Around Town

Mullen: Mayoral run was ‘late decision’

Mayoral candidate Andrew Mullen with his son, Aiden. (Photo submitted)

WESTFIELD – Andrew Mullen, 33, of Shaker Road, was the last of four candidates to pull papers for a run as mayor of a Westfield, which he returned on Tuesday.
“It was a bit of a late decision,” Mullen said this week. “I thought it was a good idea to get some fresh ideas into Westfield.” He said this will be his first campaign running for anything.
Mullen, who graduated from Westfield High School in 2004 after attending elementary school in Holyoke and Chicopee, moved back to the city three years ago.

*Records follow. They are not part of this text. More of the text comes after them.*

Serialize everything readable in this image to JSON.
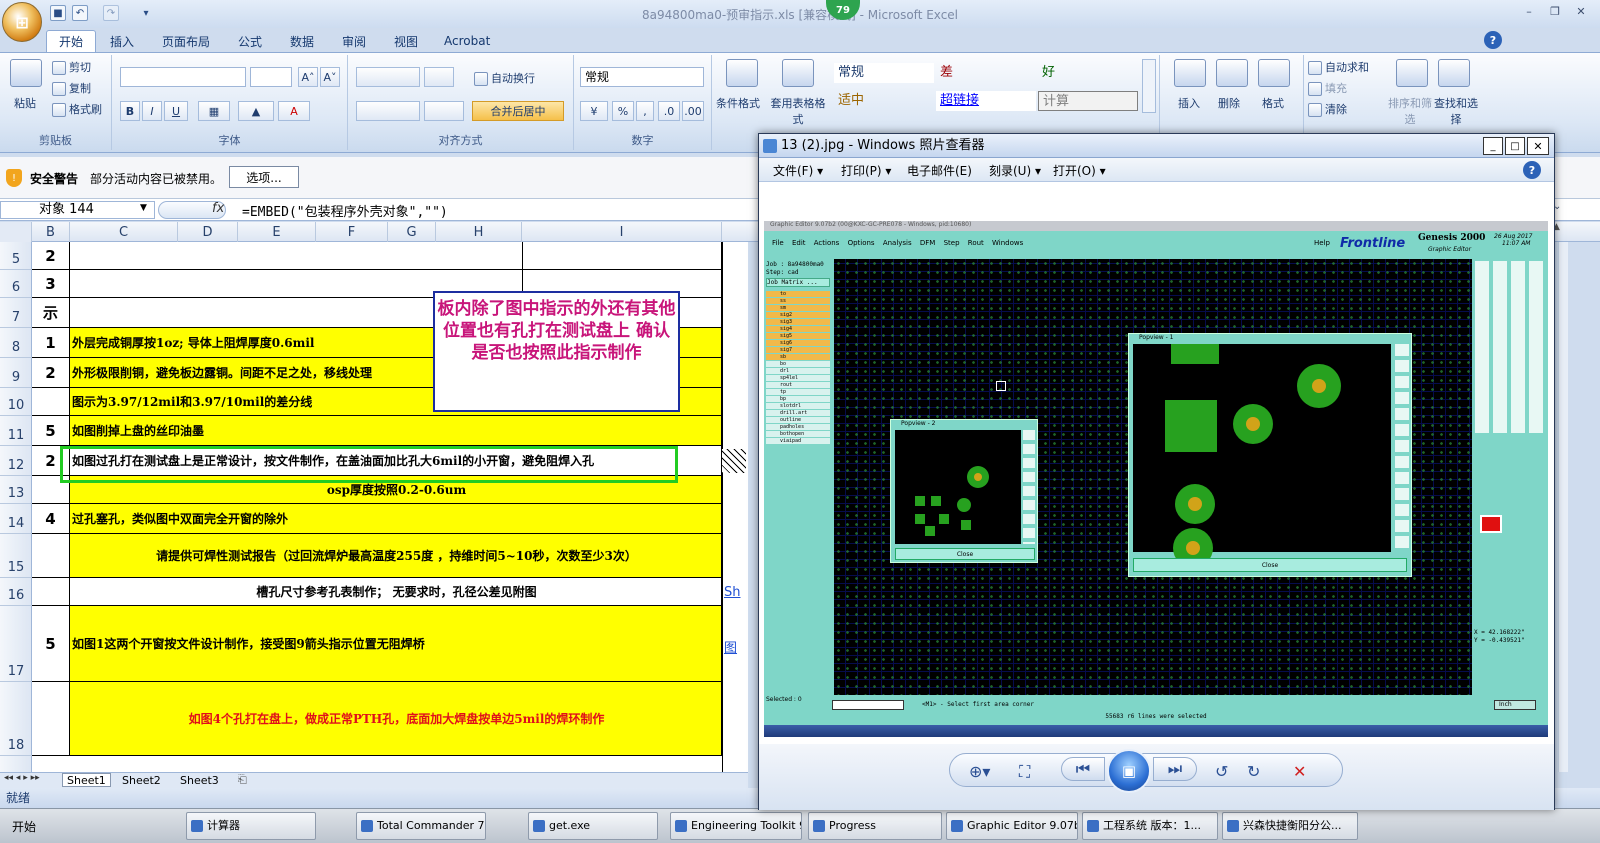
{
  "app": {
    "office_button": "⊞",
    "window_title": "8a94800ma0-预审指示.xls  [兼容模式] - Microsoft Excel",
    "badge": "79"
  },
  "ribbon": {
    "tabs": [
      "开始",
      "插入",
      "页面布局",
      "公式",
      "数据",
      "审阅",
      "视图",
      "Acrobat"
    ],
    "active_tab": "开始",
    "clipboard": {
      "paste": "粘贴",
      "cut": "剪切",
      "copy": "复制",
      "format_painter": "格式刷",
      "label": "剪贴板"
    },
    "font": {
      "label": "字体",
      "bold": "B",
      "italic": "I",
      "underline": "U",
      "grow": "A˄",
      "shrink": "A˅"
    },
    "alignment": {
      "label": "对齐方式",
      "wrap": "自动换行",
      "merge": "合并后居中"
    },
    "number": {
      "label": "数字",
      "format": "常规",
      "percent": "%",
      "comma": ","
    },
    "styles": {
      "conditional": "条件格式",
      "table_format": "套用表格格式",
      "normal": "常规",
      "bad": "差",
      "good": "好",
      "neutral": "适中",
      "hyperlink": "超链接",
      "calc": "计算"
    },
    "cells": {
      "insert": "插入",
      "delete": "删除",
      "format": "格式"
    },
    "editing": {
      "autosum": "自动求和",
      "fill": "填充",
      "clear": "清除",
      "sort": "排序和筛选",
      "find": "查找和选择"
    }
  },
  "security": {
    "title": "安全警告",
    "message": "部分活动内容已被禁用。",
    "options": "选项..."
  },
  "formula_bar": {
    "name_box": "对象 144",
    "fx": "fx",
    "formula": "=EMBED(\"包装程序外壳对象\",\"\")"
  },
  "columns": [
    "B",
    "C",
    "D",
    "E",
    "F",
    "G",
    "H",
    "I"
  ],
  "extra_column": "T",
  "rows": [
    {
      "row": "5",
      "num": "2",
      "text": "",
      "yellow": false
    },
    {
      "row": "6",
      "num": "3",
      "text": "",
      "yellow": false
    },
    {
      "row": "7",
      "num": "示",
      "text": "",
      "yellow": false
    },
    {
      "row": "8",
      "num": "1",
      "text": "外层完成铜厚按1oz;  导体上阻焊厚度0.6mil",
      "yellow": true
    },
    {
      "row": "9",
      "num": "2",
      "text": "外形极限削铜，避免板边露铜。间距不足之处，移线处理",
      "yellow": true
    },
    {
      "row": "10",
      "num": "",
      "text": "图示为3.97/12mil和3.97/10mil的差分线",
      "yellow": true
    },
    {
      "row": "11",
      "num": "5",
      "text": "如图削掉上盘的丝印油墨",
      "yellow": true
    },
    {
      "row": "12",
      "num": "2",
      "text": "如图过孔打在测试盘上是正常设计，按文件制作，在盖油面加比孔大6mil的小开窗，避免阻焊入孔",
      "yellow": false
    },
    {
      "row": "13",
      "num": "",
      "text": "osp厚度按照0.2-0.6um",
      "yellow": true
    },
    {
      "row": "14",
      "num": "4",
      "text": "过孔塞孔，类似图中双面完全开窗的除外",
      "yellow": true
    },
    {
      "row": "15",
      "num": "",
      "text": "请提供可焊性测试报告（过回流焊炉最高温度255度 ，持维时间5~10秒，次数至少3次）",
      "yellow": true
    },
    {
      "row": "16",
      "num": "",
      "text": "槽孔尺寸参考孔表制作；      无要求时，孔径公差见附图",
      "yellow": false
    },
    {
      "row": "17",
      "num": "5",
      "text": "如图1这两个开窗按文件设计制作，接受图9箭头指示位置无阻焊桥",
      "yellow": true
    },
    {
      "row": "18",
      "num": "",
      "text": "如图4个孔打在盘上，做成正常PTH孔，底面加大焊盘按单边5mil的焊环制作",
      "yellow": true
    }
  ],
  "note": "板内除了图中指示的外还有其他位置也有孔打在测试盘上  确认是否也按照此指示制作",
  "sheet_tabs": [
    "Sheet1",
    "Sheet2",
    "Sheet3"
  ],
  "status": "就绪",
  "side_fragments": {
    "sh": "Sh",
    "tu": "图"
  },
  "viewer": {
    "title": "13 (2).jpg - Windows 照片查看器",
    "menu": [
      "文件(F) ▾",
      "打印(P) ▾",
      "电子邮件(E)",
      "刻录(U) ▾",
      "打开(O) ▾"
    ],
    "help": "?",
    "genesis": {
      "titlebar": "Graphic Editor 9.07b2 (00@KXC-GC-PRE078 - Windows, pid:10680)",
      "menus": [
        "File",
        "Edit",
        "Actions",
        "Options",
        "Analysis",
        "DFM",
        "Step",
        "Rout",
        "Windows"
      ],
      "help": "Help",
      "brand": "Frontline",
      "product": "Genesis 2000",
      "product_sub": "Graphic Editor",
      "date": "26 Aug 2017",
      "time": "11:07 AM",
      "job": "Job : 8a94800ma0",
      "step": "Step: cad",
      "matrix": "Job Matrix ...",
      "layers": [
        "to",
        "ss",
        "sm",
        "sig2",
        "sig3",
        "sig4",
        "sig5",
        "sig6",
        "sig7",
        "sb",
        "bo",
        "drl",
        "sp4lel",
        "rout",
        "tp",
        "bp",
        "slotdrl",
        "drill.art",
        "outline",
        "padholes",
        "bothopen",
        "viaipad"
      ],
      "popview1": "Popview - 1",
      "popview2": "Popview - 2",
      "close": "Close",
      "selected": "Selected : 0",
      "prompt": "<M1> - Select first area corner",
      "message": "55683 r6 lines were selected",
      "coords_x": "X = 42.168222\"",
      "coords_y": "Y = -0.439521\"",
      "unit": "Inch"
    }
  },
  "taskbar": {
    "start": "开始",
    "items": [
      "计算器",
      "Total Commander 7....",
      "get.exe",
      "Engineering Toolkit 9...",
      "Progress",
      "Graphic Editor 9.07b...",
      "工程系统  版本：1...",
      "兴森快捷衡阳分公..."
    ]
  }
}
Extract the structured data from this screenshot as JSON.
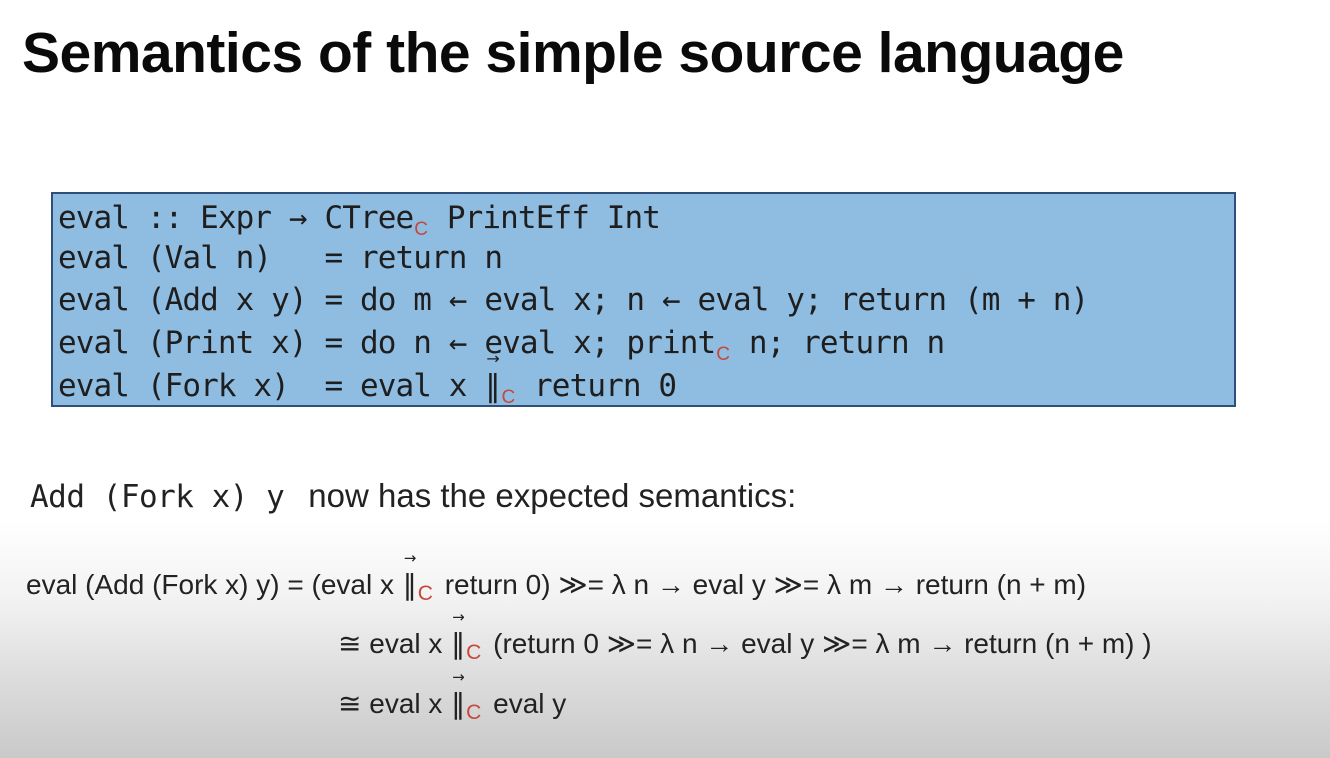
{
  "slide": {
    "title": "Semantics of the simple source language"
  },
  "code": {
    "line0_a": "eval :: Expr → CTree",
    "line0_sub": "C",
    "line0_b": " PrintEff Int",
    "line1": "eval (Val n)   = return n",
    "line2": "eval (Add x y) = do m ← eval x; n ← eval y; return (m + n)",
    "line3_a": "eval (Print x) = do n ← eval x; print",
    "line3_sub": "C",
    "line3_b": " n; return n",
    "line4_a": "eval (Fork x)  = eval x ",
    "line4_op": "‖",
    "line4_arrow": "→",
    "line4_sub": "C",
    "line4_b": " return 0"
  },
  "statement": {
    "code": "Add (Fork x) y",
    "text": "now has the expected semantics:"
  },
  "equations": {
    "e0_a": "eval (Add (Fork x) y) = (eval x ",
    "e0_sub": "C",
    "e0_b": " return 0) ≫= λ n → eval y ≫= λ m → return (n + m)",
    "e1_a": "≅ eval x ",
    "e1_sub": "C",
    "e1_b": " (return 0 ≫= λ n → eval y ≫= λ m → return (n + m) )",
    "e2_a": "≅ eval x ",
    "e2_sub": "C",
    "e2_b": " eval y",
    "par_op": "‖",
    "par_arrow": "→"
  }
}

He describes himself as a single father, whose son, Aiden will be turning seven the day before the Sept. 24 preliminary election, and will be attending first grade at Munger Hill Elementary School.
He said his son is part of the reason he wanted to get involved, to try to use creative thinking to get more programs for the schools. Water is also a hot button issue for him. He wants to make sure that it’s the best that Westfield can get.
Mullen said he was involved in different community organizations in high school, including as a volunteer with special education projects, and while he was a student at Holyoke Community College.
“I’ve worked in a lot of different places,” Mullen said, adding that he’s managed restaurants, worked in hotels, at Dunkin Donuts and at Big Y. “I know the world living from paycheck to paycheck,” he said.
Mullen called his opponents, mentioning in particular Sen. Donald F. Humason, Jr. and Police Capt. Michael McCabe, “all great people.” He said he met Humason years ago, when he was just starting as a representative, and said he is “a great guy.” Kristen Mello has also returned papers for mayor.
He said while he may not make a huge dent in any of his opponents’ numbers, he wants to speak for the common folk. “I just want to focus more on doing as well as I can, and getting the ideas out there while I have a platform.”
Mullen said he plans to find volunteers, go door to door, and find out what people’s concerns are. “I’m not going to promise I can fix that issue, but I will look into it,” he said.
Already, while meeting people and getting signatures, he said he has met some passionate people who want to vote for him. One of the reasons, he said, is that he listens to people with different opinions, and he has the ability to see other perspectives. “If there are different ways or better ways, you should embrace that, not put it away. Even if I bring back the idea of compromise in politics,” Mullen said.
“If I do well this time around, I may see a future running for the City Council, or as mayor again. I would love to get past the primary. I think I would do a fine job as mayor,” Mullen said.

To Top